Forest area is land under natural or planted stands of trees of at least 5 metres in situ, whether productive or not, and excludes tree stands in agricultural production systems (for example, in fruit plantations and agroforestry systems) and trees in urban parks and gardens. Forests can be found in all regions capable of sustaining tree growth, at altitudes up to the tree line, except where the frequency of natural fires or other disturbances is too high, or where the environment has been altered by human activity. The latitudes 10° north and south of the Equator are mostly covered in tropical rainforest, and the latitudes between 53°N and 67°N have boreal forest.
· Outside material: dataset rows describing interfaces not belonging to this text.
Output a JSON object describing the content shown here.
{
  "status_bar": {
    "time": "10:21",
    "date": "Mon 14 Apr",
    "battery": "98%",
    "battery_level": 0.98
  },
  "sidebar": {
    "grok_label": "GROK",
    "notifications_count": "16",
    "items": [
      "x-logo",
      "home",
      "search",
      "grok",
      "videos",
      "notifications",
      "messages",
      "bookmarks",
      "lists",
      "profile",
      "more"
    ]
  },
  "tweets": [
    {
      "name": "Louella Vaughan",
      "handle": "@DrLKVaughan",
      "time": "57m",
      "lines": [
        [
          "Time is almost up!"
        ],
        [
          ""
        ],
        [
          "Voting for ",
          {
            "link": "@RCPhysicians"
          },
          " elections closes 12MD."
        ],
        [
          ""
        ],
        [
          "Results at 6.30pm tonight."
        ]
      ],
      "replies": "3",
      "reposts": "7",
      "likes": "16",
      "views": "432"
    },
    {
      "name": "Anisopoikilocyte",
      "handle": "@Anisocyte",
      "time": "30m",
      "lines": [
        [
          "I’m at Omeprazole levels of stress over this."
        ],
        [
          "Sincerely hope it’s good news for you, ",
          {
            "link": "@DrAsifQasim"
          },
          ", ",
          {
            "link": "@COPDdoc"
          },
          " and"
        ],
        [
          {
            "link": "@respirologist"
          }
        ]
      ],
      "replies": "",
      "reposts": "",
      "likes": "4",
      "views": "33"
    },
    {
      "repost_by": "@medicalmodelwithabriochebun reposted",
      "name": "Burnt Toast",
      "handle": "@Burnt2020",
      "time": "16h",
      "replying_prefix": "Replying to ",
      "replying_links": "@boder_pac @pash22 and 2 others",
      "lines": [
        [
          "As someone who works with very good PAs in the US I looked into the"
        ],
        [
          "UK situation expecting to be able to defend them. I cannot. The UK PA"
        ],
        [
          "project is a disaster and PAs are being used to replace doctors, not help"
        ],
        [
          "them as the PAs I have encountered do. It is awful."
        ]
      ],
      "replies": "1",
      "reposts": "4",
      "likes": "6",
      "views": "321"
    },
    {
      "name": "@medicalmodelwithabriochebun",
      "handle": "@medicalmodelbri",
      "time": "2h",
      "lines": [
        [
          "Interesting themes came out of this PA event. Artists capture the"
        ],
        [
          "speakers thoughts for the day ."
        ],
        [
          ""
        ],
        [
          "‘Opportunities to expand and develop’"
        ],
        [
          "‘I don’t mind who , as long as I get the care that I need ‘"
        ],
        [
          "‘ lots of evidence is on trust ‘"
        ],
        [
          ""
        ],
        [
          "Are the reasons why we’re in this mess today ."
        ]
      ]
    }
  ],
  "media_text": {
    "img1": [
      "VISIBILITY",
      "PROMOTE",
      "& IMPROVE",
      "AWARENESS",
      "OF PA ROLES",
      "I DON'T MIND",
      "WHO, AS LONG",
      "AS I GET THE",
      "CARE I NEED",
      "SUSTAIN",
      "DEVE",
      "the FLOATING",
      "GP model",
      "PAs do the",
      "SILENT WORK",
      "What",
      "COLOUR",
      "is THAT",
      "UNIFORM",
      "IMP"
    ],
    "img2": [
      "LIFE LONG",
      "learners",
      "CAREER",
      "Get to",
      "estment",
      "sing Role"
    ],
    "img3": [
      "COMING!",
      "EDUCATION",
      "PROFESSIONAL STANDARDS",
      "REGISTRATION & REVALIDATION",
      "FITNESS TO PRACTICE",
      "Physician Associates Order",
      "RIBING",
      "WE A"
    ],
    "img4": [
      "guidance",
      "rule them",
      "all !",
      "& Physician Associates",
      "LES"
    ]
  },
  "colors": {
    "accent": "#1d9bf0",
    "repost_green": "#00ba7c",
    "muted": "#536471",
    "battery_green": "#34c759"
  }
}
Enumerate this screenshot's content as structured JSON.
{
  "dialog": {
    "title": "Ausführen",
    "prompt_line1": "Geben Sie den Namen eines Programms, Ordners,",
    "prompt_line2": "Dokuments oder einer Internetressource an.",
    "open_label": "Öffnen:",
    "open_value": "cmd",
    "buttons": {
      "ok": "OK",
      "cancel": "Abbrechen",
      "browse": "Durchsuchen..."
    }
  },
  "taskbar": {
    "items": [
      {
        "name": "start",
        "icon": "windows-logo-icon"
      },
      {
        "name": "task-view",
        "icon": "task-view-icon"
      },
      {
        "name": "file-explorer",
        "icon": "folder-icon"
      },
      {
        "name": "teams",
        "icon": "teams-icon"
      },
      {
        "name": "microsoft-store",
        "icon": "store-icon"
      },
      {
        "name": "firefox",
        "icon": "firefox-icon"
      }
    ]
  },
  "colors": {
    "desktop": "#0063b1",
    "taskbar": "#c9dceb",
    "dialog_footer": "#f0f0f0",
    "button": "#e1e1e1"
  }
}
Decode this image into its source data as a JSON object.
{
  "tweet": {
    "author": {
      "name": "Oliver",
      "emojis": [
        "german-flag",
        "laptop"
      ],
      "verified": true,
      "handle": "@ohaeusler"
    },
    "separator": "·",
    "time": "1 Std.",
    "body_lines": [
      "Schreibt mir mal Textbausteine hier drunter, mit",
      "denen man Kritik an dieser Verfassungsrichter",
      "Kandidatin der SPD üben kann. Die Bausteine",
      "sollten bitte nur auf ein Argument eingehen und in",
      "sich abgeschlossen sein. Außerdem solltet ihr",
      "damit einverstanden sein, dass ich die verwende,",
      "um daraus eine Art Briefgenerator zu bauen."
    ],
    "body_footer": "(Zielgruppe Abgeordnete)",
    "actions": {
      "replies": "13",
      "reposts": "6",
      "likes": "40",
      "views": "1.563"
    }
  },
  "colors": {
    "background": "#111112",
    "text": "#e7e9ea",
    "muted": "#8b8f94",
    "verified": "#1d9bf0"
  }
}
As a general rule, forests dominated by angiosperms (broadleaf forests) are more species-rich than those dominated by gymnosperms (conifer, montane, or needleleaf forests), although exceptions exist.

World Bank, Helgi Analytics estimates
Country Unit 2008 2009 2010 2011 2012 2013 2014 2015 2016 2017 2018 2019 2020
Albania'000 sq km 7.787.777.76
Algeria'000 sq km 15.115.014.9
Argentina'000 sq km 299296294
Armenia'000 sq km 2.702.662.62
Australia'000 sq km 1,5111,5021,493
Austria'000 sq km 38.838.838.9
Azerbaijan'000 sq km 9.369.369.36
Belarus'000 sq km 85.585.986.3
Belgium'000 sq km 6.766.776.78
Bosnia and Herzegovina'000 sq km 21.921.921.9
Brazil'000 sq km 5,2395,2175,195
Bulgaria'000 sq km 38.238.739.3
Canada'000 sq km 3,1013,1013,101
Chile'000 sq km 162162162
China'000 sq km 2,0132,0412,069
Colombia'000 sq km 607606605
Croatia'000 sq km